In all, Benton concludes that “to say Manjoo ‘unplugged from Twitter’ really isn’t accurate.”

Bob Garfield, on WNYC’s On the Media, called out Manjoo’s claim that he “unplugged from Twitter.” In a special episode podcast episode released this week, Garfield says, “Farhad spent most of his 48-day diet sneaking into the fridge. In the time that he was supposedly “unplugged” from Twitter news, he had tweeted hundreds and hundreds of times. Not the crime of the century — but still, oops.”

Garfield interviews Manjoo, and it’s certainly awkward hearing Manjoo offer qualifications and exceptions to what he meant by being “unplugged.” Garfield appears unmoved, unconvinced, and even disappointed in Manjoo.

Of course, while using Twitter is not a crime and from what we know, he did really “slow jam the news” by subscribing to print newspapers and magazines, reading books, listening to podcasts and subscribing to newsletters, Manjoo undercut his credibility by continuing to use Twitter during this period. There was one line that really spoke to me and respect his noble experiment. At the end of his column, Manjoo reassures his readers that “you don’t have to read a print newspaper to get a better relationship with the news. But, for goodness’ sake, please stop getting your news mainly from Twitter and Facebook.”

Manjoo, who is well-educated and an experienced journalist, should have heeded his own advice… for at least for a couple of months.

The Internet, The Long Tail, and the End of the Video Store Clerk Effect

The “Internet” gets riled up about a few things from time-to-time that, in the great scheme of things, don’t really matter. Earlier this month, the Internet got mad that Netflix was apparently closely examining its customers’ viewing patterns to produce this tweet:

The Internet’s outrage was due to one of two factors, or in the case of some people, probably both:

  1. People just now realize that Netflix actually tracks and stores what we watch on Netflix. To those people, I say, “well, duh!”
  2. People dislike the tone that the Netflix social media team took with its users and what they watch. Let’s call this the “video store clerk effect.”

Spotify did something similar in the past, where it made a tongue-in-cheek ad based on its customers’ music listening.

While I appreciate the point that @xor makes by reminding us that our VCRs and record players didn’t make fun of us, allow me to remind all these analog dweebs what it was like to visit a video store or a record store. Part of me dreaded visiting these kinds of stores because of the clerks who worked there, passing judgement on what I movie I was renting or what CD I was buying.

Perhaps, I should have been less self-conscious and been proud of my cultural choices. Or maybe were it not for those clerks, I would not have curated my hipster tastes more carefully.

Nonetheless, when I first got on the Internet and bought a CD through CDNow in 1995, I really liked this experience because…

  • the selection was much more diverse than what I could find at a local music shop, or what Chris Anderson refers to as the “long tail.”
  • there was an impersonal anonimity in that I could buy whatever I wanted

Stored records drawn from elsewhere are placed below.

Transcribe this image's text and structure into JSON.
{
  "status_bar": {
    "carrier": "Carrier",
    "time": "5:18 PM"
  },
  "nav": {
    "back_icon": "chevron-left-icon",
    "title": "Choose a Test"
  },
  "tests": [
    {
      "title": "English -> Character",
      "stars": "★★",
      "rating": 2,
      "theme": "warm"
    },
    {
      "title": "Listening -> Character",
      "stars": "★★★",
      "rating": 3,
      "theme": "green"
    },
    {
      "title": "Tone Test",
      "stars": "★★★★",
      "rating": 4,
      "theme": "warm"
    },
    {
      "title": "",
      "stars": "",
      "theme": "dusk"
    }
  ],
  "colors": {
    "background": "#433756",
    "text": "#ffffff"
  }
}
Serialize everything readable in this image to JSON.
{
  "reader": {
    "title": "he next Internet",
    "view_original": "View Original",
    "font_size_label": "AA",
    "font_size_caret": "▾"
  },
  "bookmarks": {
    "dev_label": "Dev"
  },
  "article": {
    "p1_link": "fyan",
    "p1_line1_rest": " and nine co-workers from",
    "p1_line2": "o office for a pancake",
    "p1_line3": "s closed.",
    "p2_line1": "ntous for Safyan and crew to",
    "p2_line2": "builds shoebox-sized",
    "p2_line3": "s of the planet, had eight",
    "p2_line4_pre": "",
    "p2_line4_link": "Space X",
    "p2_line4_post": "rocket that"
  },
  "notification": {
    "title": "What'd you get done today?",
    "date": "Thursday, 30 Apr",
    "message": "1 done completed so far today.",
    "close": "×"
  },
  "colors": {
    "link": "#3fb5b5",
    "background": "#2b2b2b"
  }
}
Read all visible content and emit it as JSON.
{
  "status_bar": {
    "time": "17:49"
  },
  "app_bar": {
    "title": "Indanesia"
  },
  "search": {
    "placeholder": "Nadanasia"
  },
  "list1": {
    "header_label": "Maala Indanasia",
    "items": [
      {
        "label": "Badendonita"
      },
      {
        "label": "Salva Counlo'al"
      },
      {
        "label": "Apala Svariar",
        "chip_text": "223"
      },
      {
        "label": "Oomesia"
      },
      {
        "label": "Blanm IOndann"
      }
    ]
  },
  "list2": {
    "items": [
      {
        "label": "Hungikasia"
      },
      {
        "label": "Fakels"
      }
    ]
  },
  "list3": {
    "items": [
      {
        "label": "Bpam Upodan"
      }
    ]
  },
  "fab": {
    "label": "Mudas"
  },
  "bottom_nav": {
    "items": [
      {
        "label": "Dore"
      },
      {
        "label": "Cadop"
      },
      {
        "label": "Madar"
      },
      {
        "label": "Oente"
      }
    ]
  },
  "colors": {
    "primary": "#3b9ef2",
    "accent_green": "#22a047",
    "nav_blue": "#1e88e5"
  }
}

I don’t remember what I bought and if it was all that embarrassing, but I seem to recall that I was programming a radio show on KCSB at the time, which likely meant it was something hard-to-find in the Santa Barbara–area.

To be sure, I know that my personal preferences, listening and viewing data, and my shopping habits are all tracked by a multitude of companies. However, I also don’t remember those algorithms making fun of me whenever I brought something to the counter. And, as far as I know, no algorithm ever its friends that I would see around town about what I music or movies I like.

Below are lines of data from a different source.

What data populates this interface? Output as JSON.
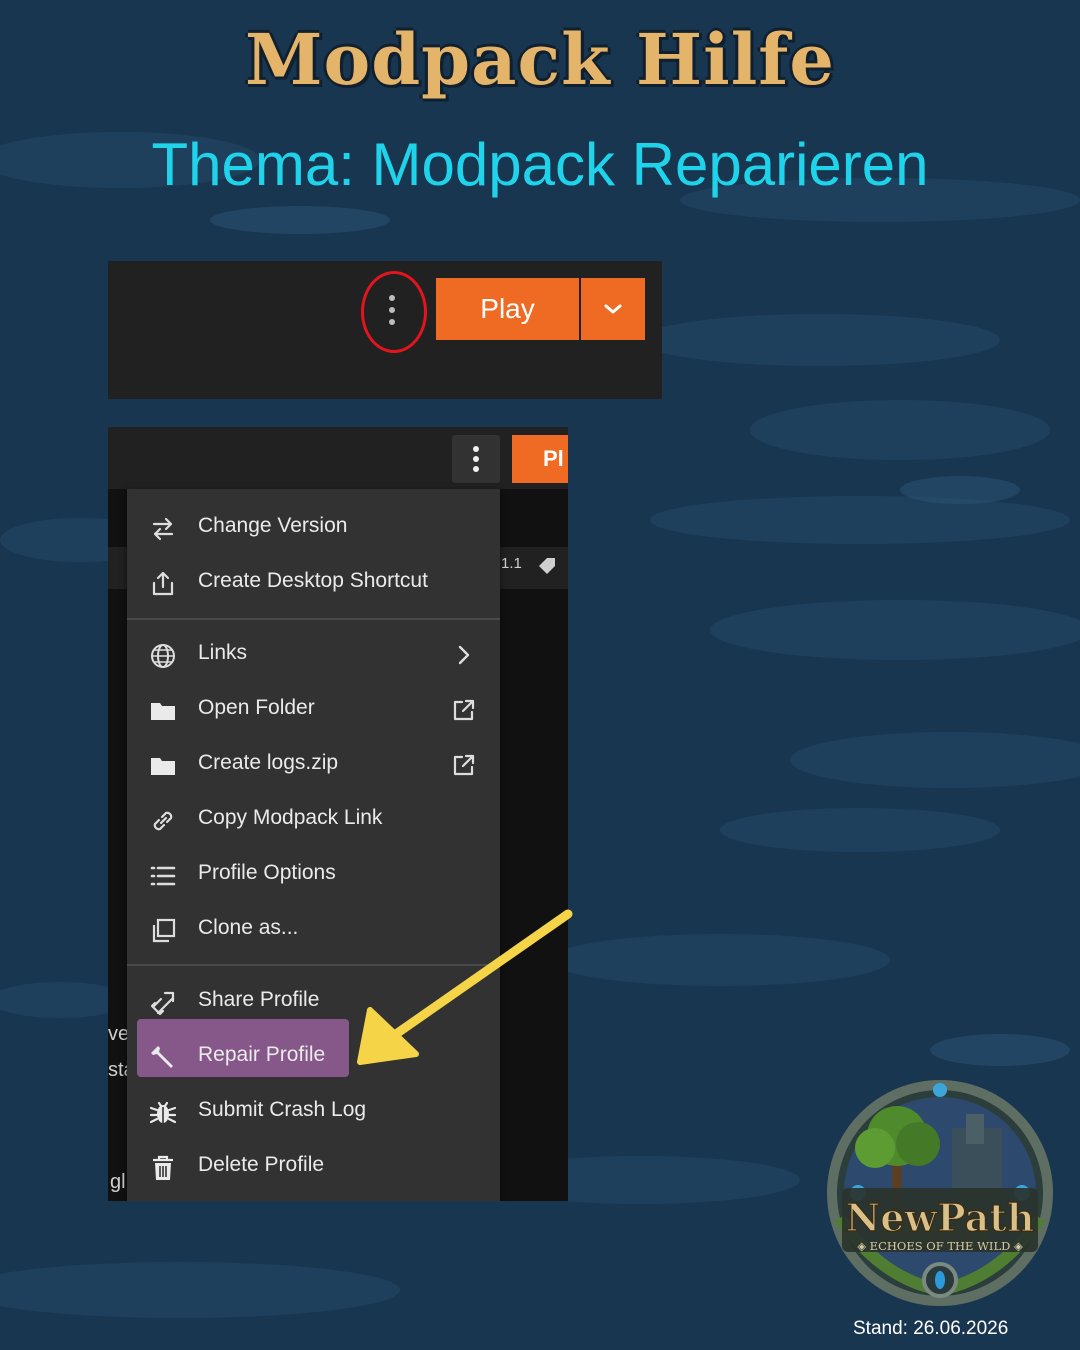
{
  "page": {
    "title": "Modpack Hilfe",
    "subtitle": "Thema: Modpack Reparieren",
    "stand": "Stand: 26.06.2026"
  },
  "colors": {
    "background": "#183650",
    "title": "#e4b46a",
    "subtitle": "#1fd3ea",
    "play_button": "#ef6b23",
    "menu_bg": "#323232",
    "highlight": "#8b5a8e",
    "arrow": "#f5d547",
    "callout_ring": "#e2151e"
  },
  "screenshot_top": {
    "play_label": "Play",
    "kebab_icon": "vertical-ellipsis-icon",
    "caret_icon": "chevron-down-icon"
  },
  "screenshot_bottom": {
    "play_label": "Pl",
    "fragments": {
      "version": "1.1",
      "left1": "ve",
      "left2": "sta",
      "left3": "gl"
    },
    "menu": {
      "group1": [
        {
          "label": "Change Version",
          "icon": "swap-arrows-icon"
        },
        {
          "label": "Create Desktop Shortcut",
          "icon": "share-upload-icon"
        }
      ],
      "group2": [
        {
          "label": "Links",
          "icon": "globe-icon",
          "right": "chevron-right-icon"
        },
        {
          "label": "Open Folder",
          "icon": "folder-icon",
          "right": "external-link-icon"
        },
        {
          "label": "Create logs.zip",
          "icon": "folder-icon",
          "right": "external-link-icon"
        },
        {
          "label": "Copy Modpack Link",
          "icon": "link-icon"
        },
        {
          "label": "Profile Options",
          "icon": "list-icon"
        },
        {
          "label": "Clone as...",
          "icon": "copy-icon"
        }
      ],
      "group3": [
        {
          "label": "Share Profile",
          "icon": "share-link-icon"
        },
        {
          "label": "Repair Profile",
          "icon": "wrench-icon",
          "highlighted": true
        },
        {
          "label": "Submit Crash Log",
          "icon": "bug-icon"
        },
        {
          "label": "Delete Profile",
          "icon": "trash-icon"
        }
      ]
    }
  },
  "logo": {
    "name": "NewPath",
    "tagline": "ECHOES OF THE WILD"
  }
}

Finally, the whole Internet backlash against Netflix might have been overblown. I heard one theory that the @netflix social media team just might have fabricated that fifty-three people had watched A Christmas Prince every day for the past two weeks.

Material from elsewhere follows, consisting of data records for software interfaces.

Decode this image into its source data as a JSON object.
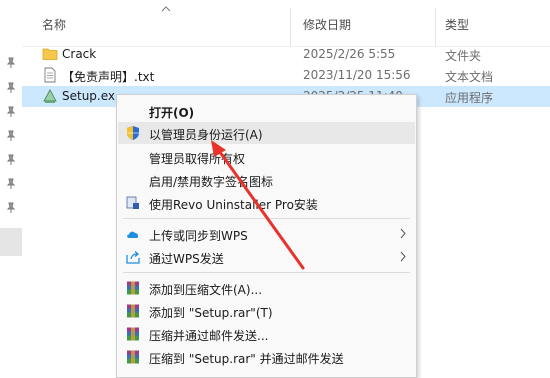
{
  "header": {
    "name_col": "名称",
    "date_col": "修改日期",
    "type_col": "类型"
  },
  "files": [
    {
      "name": "Crack",
      "date": "2025/2/26 5:55",
      "type": "文件夹",
      "icon": "folder-icon"
    },
    {
      "name": "【免责声明】.txt",
      "date": "2023/11/20 15:56",
      "type": "文本文档",
      "icon": "text-file-icon"
    },
    {
      "name": "Setup.ex",
      "date": "2025/2/25 11:40",
      "type": "应用程序",
      "icon": "installer-icon"
    }
  ],
  "menu": {
    "open": "打开(O)",
    "run_as_admin": "以管理员身份运行(A)",
    "take_ownership": "管理员取得所有权",
    "toggle_digital_sig": "启用/禁用数字签名图标",
    "revo": "使用Revo Uninstaller Pro安装",
    "wps_upload": "上传或同步到WPS",
    "wps_send": "通过WPS发送",
    "add_archive": "添加到压缩文件(A)...",
    "add_setup_rar": "添加到 \"Setup.rar\"(T)",
    "compress_email": "压缩并通过邮件发送...",
    "compress_setup_email": "压缩到 \"Setup.rar\" 并通过邮件发送"
  },
  "colors": {
    "selection": "#cce8ff",
    "highlight": "#e8e8e8",
    "annotation_arrow": "#e8322a",
    "folder": "#f5c84c"
  }
}
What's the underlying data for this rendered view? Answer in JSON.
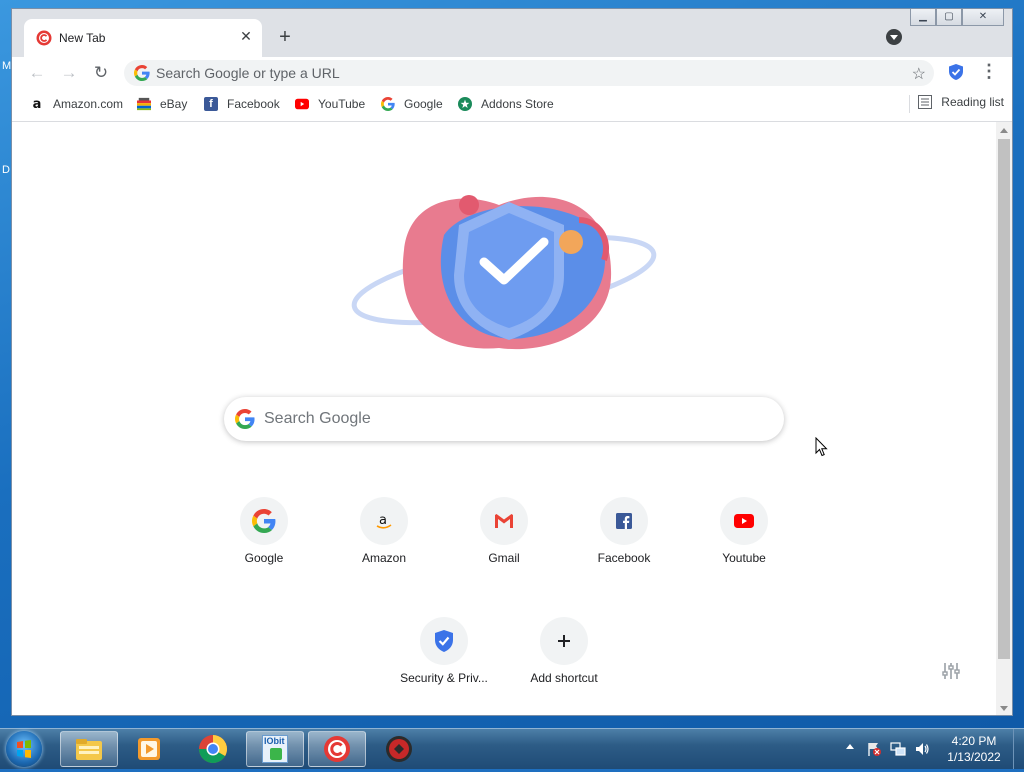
{
  "desktop": {
    "letters": [
      "M",
      "D"
    ]
  },
  "tab": {
    "title": "New Tab",
    "close_glyph": "✕"
  },
  "toolbar": {
    "newtab_glyph": "+",
    "back_glyph": "←",
    "forward_glyph": "→",
    "reload_glyph": "↻",
    "omnibox_placeholder": "Search Google or type a URL",
    "star_glyph": "☆",
    "menu_glyph": "⋮"
  },
  "window_controls": {
    "minimize": "▁",
    "maximize": "▢",
    "close": "✕"
  },
  "bookmarks": [
    {
      "label": "Amazon.com",
      "icon": "amazon-icon"
    },
    {
      "label": "eBay",
      "icon": "ebay-icon"
    },
    {
      "label": "Facebook",
      "icon": "facebook-icon"
    },
    {
      "label": "YouTube",
      "icon": "youtube-icon"
    },
    {
      "label": "Google",
      "icon": "google-icon"
    },
    {
      "label": "Addons Store",
      "icon": "addons-store-icon"
    }
  ],
  "reading_list": {
    "label": "Reading list",
    "icon": "reading-list-icon"
  },
  "search": {
    "placeholder": "Search Google"
  },
  "shortcuts": [
    {
      "label": "Google",
      "icon": "google-icon"
    },
    {
      "label": "Amazon",
      "icon": "amazon-icon"
    },
    {
      "label": "Gmail",
      "icon": "gmail-icon"
    },
    {
      "label": "Facebook",
      "icon": "facebook-icon"
    },
    {
      "label": "Youtube",
      "icon": "youtube-icon"
    },
    {
      "label": "Security & Priv...",
      "icon": "shield-icon"
    },
    {
      "label": "Add shortcut",
      "icon": "plus-icon"
    }
  ],
  "taskbar": {
    "apps": [
      "explorer-icon",
      "media-player-icon",
      "chrome-icon",
      "iobit-icon",
      "ccleaner-browser-icon",
      "security-app-icon"
    ],
    "iobit_label": "IObit",
    "clock_time": "4:20 PM",
    "clock_date": "1/13/2022"
  },
  "colors": {
    "google_blue": "#4285F4",
    "google_red": "#EA4335",
    "google_yellow": "#FBBC05",
    "google_green": "#34A853",
    "facebook_blue": "#3b5998",
    "youtube_red": "#FF0000",
    "shield_blue": "#3b73e8"
  }
}
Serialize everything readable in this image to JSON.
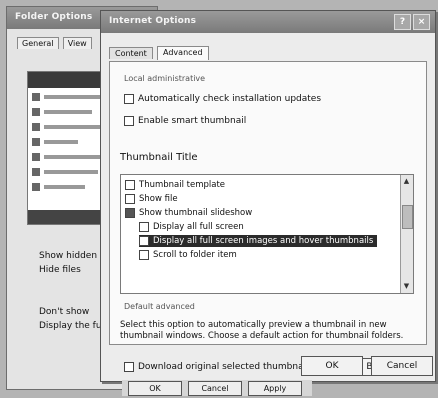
{
  "bg_window": {
    "title": "Folder Options",
    "tabs": [
      "General",
      "View"
    ],
    "options": [
      "Show hidden",
      "Hide files",
      "Don't show",
      "Display the full path"
    ]
  },
  "dialog": {
    "title": "Internet Options",
    "help": "?",
    "close": "×",
    "tabs": [
      "Content",
      "Advanced"
    ],
    "group_label": "Local administrative",
    "option1": "Automatically check installation updates",
    "option2": "Enable smart thumbnail",
    "section_title": "Thumbnail Title",
    "tree": [
      "Thumbnail template",
      "Show file",
      "Show thumbnail slideshow",
      "Display all full screen",
      "Display all full screen images and hover thumbnails",
      "Scroll to folder item"
    ],
    "group2_label": "Default advanced",
    "note": "Select this option to automatically preview a thumbnail in new thumbnail windows. Choose a default action for thumbnail folders.",
    "option3": "Download original selected thumbnail",
    "browse": "Browse...",
    "ok": "OK",
    "cancel": "Cancel"
  },
  "bottom_strip": [
    "OK",
    "Cancel",
    "Apply"
  ]
}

If that’s the case, it’s not creepy, it’s comedy.

However, Swarm/Foursquare did something similar and reported on some extraordinary streaks that its users have made.

Given that Swarm/Foursquare offers almost no benefit other than reporting check-ins, I would avoid annoying its users, lest they feel they’re being judged for liking donuts and sandwiches.